## YOUR OBJECTIVE
Print everything in the records exactly. Leave the pictures out.

## AVAILABLE RECORDS
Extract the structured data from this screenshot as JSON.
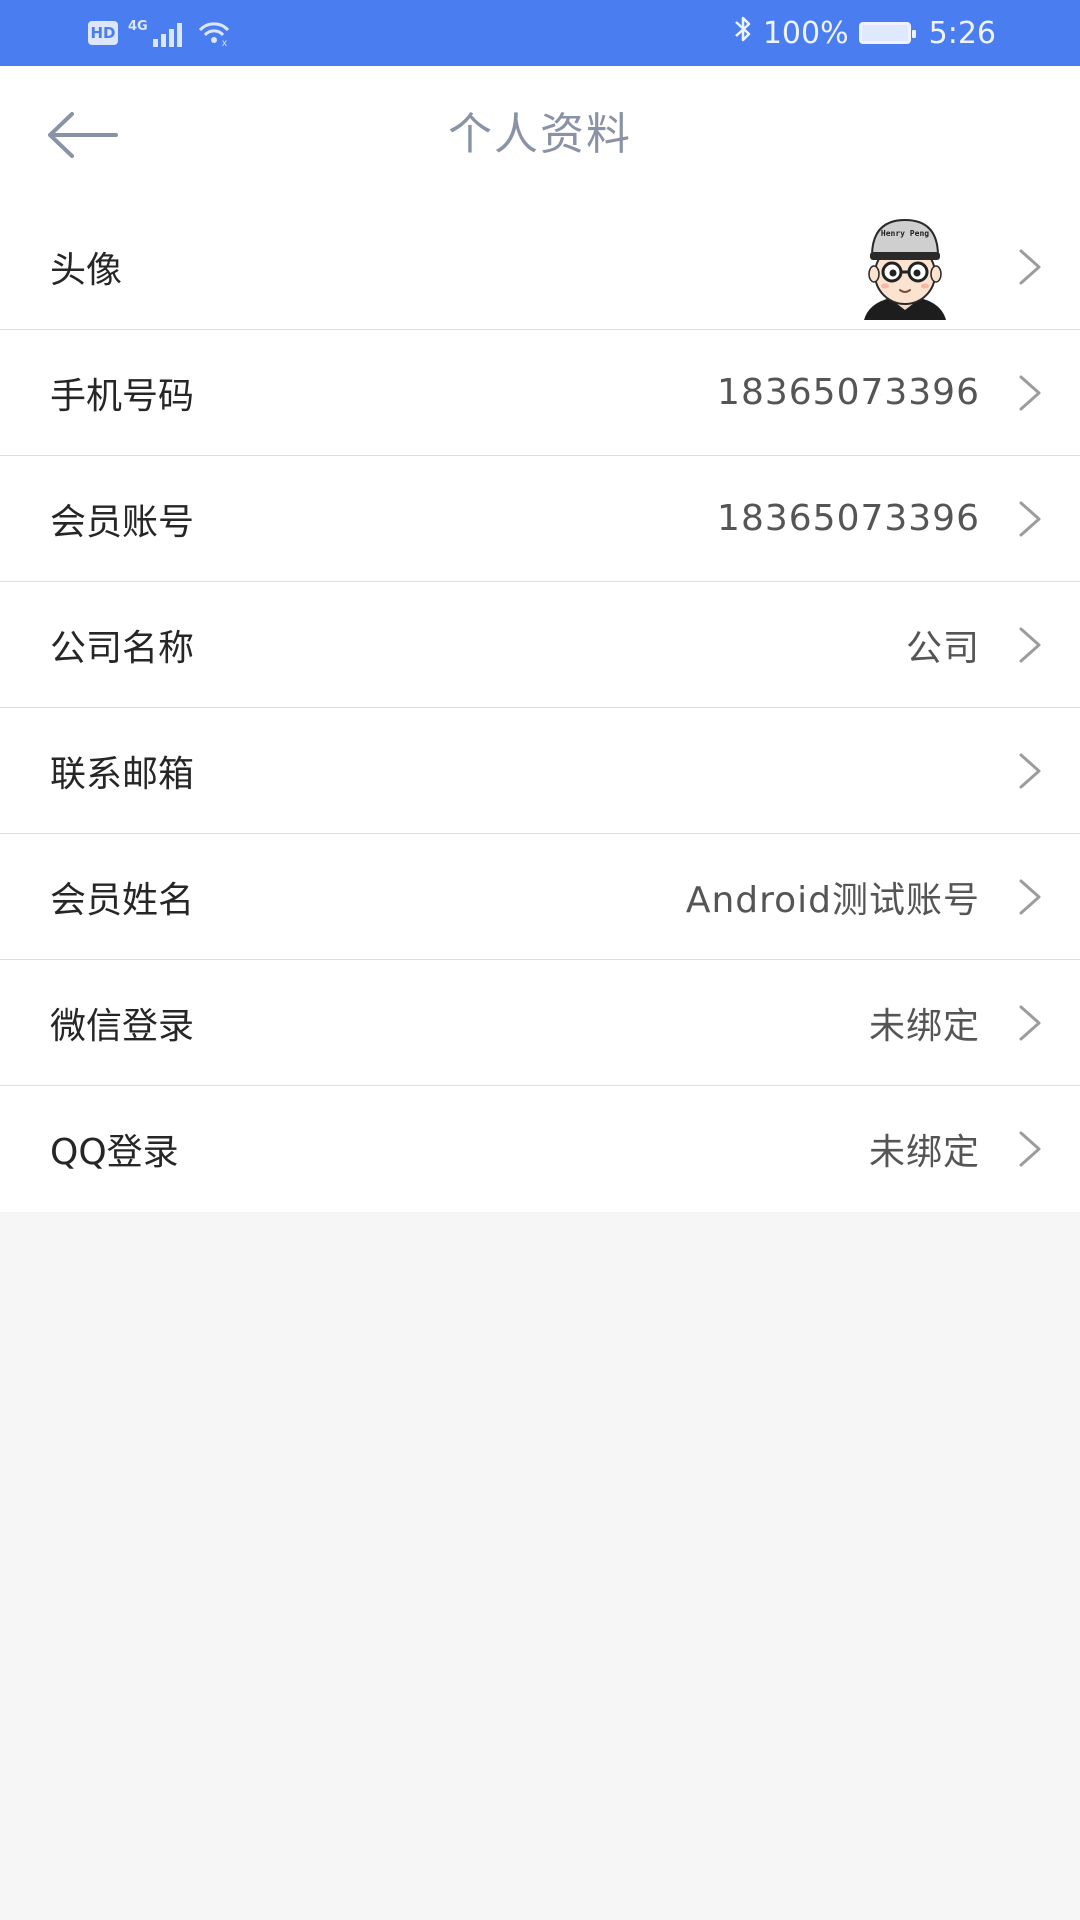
{
  "status_bar": {
    "hd_label": "HD",
    "network_label": "4G",
    "battery_percent": "100%",
    "time": "5:26",
    "icons": [
      "hd-icon",
      "signal-icon",
      "wifi-icon",
      "bluetooth-icon",
      "battery-icon"
    ]
  },
  "header": {
    "title": "个人资料",
    "back_icon": "back-arrow-icon"
  },
  "rows": [
    {
      "label": "头像",
      "value": "",
      "type": "avatar",
      "avatar_text": "Henry Peng"
    },
    {
      "label": "手机号码",
      "value": "18365073396"
    },
    {
      "label": "会员账号",
      "value": "18365073396"
    },
    {
      "label": "公司名称",
      "value": "公司"
    },
    {
      "label": "联系邮箱",
      "value": ""
    },
    {
      "label": "会员姓名",
      "value": "Android测试账号"
    },
    {
      "label": "微信登录",
      "value": "未绑定"
    },
    {
      "label": "QQ登录",
      "value": "未绑定"
    }
  ],
  "colors": {
    "status_bar": "#4a7ef0",
    "title_text": "#8a93a6",
    "background": "#f6f6f6",
    "divider": "#dedede"
  }
}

## SOLUTION TO THE PROBLEM
Extract the structured data from this screenshot as JSON.
{
  "status_bar": {
    "hd_label": "HD",
    "network_label": "4G",
    "battery_percent": "100%",
    "time": "5:26",
    "icons": [
      "hd-icon",
      "signal-icon",
      "wifi-icon",
      "bluetooth-icon",
      "battery-icon"
    ]
  },
  "header": {
    "title": "个人资料",
    "back_icon": "back-arrow-icon"
  },
  "rows": [
    {
      "label": "头像",
      "value": "",
      "type": "avatar",
      "avatar_text": "Henry Peng"
    },
    {
      "label": "手机号码",
      "value": "18365073396"
    },
    {
      "label": "会员账号",
      "value": "18365073396"
    },
    {
      "label": "公司名称",
      "value": "公司"
    },
    {
      "label": "联系邮箱",
      "value": ""
    },
    {
      "label": "会员姓名",
      "value": "Android测试账号"
    },
    {
      "label": "微信登录",
      "value": "未绑定"
    },
    {
      "label": "QQ登录",
      "value": "未绑定"
    }
  ],
  "colors": {
    "status_bar": "#4a7ef0",
    "title_text": "#8a93a6",
    "background": "#f6f6f6",
    "divider": "#dedede"
  }
}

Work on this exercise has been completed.